59 years, eight months and two weeks: That's the age we stop feeling young, says Government pollBritons believe that old age begins at 59 years, two months and two weeksThe Department for Work and Pensions commissioned the poll
15:07 GMT, 1 January 2013
Middle-aged: It's been said that life begins at 40, but it might be more accurate to say that mid-life begins at 40 according to a Government poll
It’s been said, somewhat optimistically, that life begins at 40. Now it seems a more accurate adage might read: Mid-life begins at 40.
Or to be precise, according to a study which reveals general attitudes to youth and ageing, the age at which we should stop calling ourselves young is 40 years, eight months and two weeks.
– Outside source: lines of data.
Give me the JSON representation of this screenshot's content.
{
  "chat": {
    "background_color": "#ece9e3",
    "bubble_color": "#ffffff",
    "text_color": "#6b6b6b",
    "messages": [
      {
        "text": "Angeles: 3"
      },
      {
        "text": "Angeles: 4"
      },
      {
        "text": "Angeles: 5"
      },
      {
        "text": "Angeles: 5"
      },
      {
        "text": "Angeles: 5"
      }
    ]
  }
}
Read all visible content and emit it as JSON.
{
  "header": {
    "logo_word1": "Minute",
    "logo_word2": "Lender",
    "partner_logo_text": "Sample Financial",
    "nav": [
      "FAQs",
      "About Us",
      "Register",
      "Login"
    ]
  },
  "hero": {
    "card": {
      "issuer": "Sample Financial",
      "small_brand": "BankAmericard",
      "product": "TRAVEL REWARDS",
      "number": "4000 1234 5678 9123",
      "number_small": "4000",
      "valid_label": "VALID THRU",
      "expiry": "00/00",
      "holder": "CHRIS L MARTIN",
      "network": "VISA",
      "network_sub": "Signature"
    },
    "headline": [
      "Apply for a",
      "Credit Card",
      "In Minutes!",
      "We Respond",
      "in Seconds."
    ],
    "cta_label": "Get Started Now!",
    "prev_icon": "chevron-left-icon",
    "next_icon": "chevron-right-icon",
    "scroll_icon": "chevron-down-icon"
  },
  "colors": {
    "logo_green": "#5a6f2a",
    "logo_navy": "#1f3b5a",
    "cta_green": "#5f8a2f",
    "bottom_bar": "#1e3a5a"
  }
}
And, rather worryingly, the Britons surveyed reckon old age begins when people reach the age of 59 years, two months and two weeks.
The poll, for the Department for Work and Pensions, spoke to 2,171 people aged 16 or over and uncovered stark variations in the views of men and women and different age groups.
Men say being young stops at 38 and a half. For women the cut-off is delayed until 42 years, nine months and three months.
Old age, according to women, begins at 60 years, four months and two weeks.
But for men, it is much earlier – at 58.
The gap may be down to men placing more emphasis on diminishing strength as a mark of ageing, or because women tend to live longer.
As you might expect, the definition of old age goes back in later life. Under-50s said it begins at 46 years and nine months. For those age 50-plus, old age starts at 62 years, seven months and two weeks.
While 16- to 24-year-olds said being young ends at 32, for those aged 80-plus the answer was 52.
This is not far short of when the youngest group said old age begins – 54.
The Department for Work and Pensions said ‘the disparity in perceptions’ showed ‘the potential for age stereotypes to be applied in very inconsistent ways’.
Old age: Britons believe that old age begins at the age of 59 years, two months and two weeks according to a Government poll (file picture)
Class and income may also be factors. The unemployed said being young ends nine years earlier than those with full time jobs.
People who lived in council houses tended to believe old age started five years earlier than those who owned their home outright.
Ros Altmann of over-50s group Saga said: ‘These surveys show that the older you get, the later you think old age begins.
‘What is happening is that people are suddenly getting to an age and thinking: no, I’m not old actually. I might have thought I would feel old at this age, but I do not.
‘This survey also shows there is significant age discrimination and outdated attitudes among younger people – and that is worrying.
‘Youngsters tend to think people who are older are not up to much. It’s just not true.’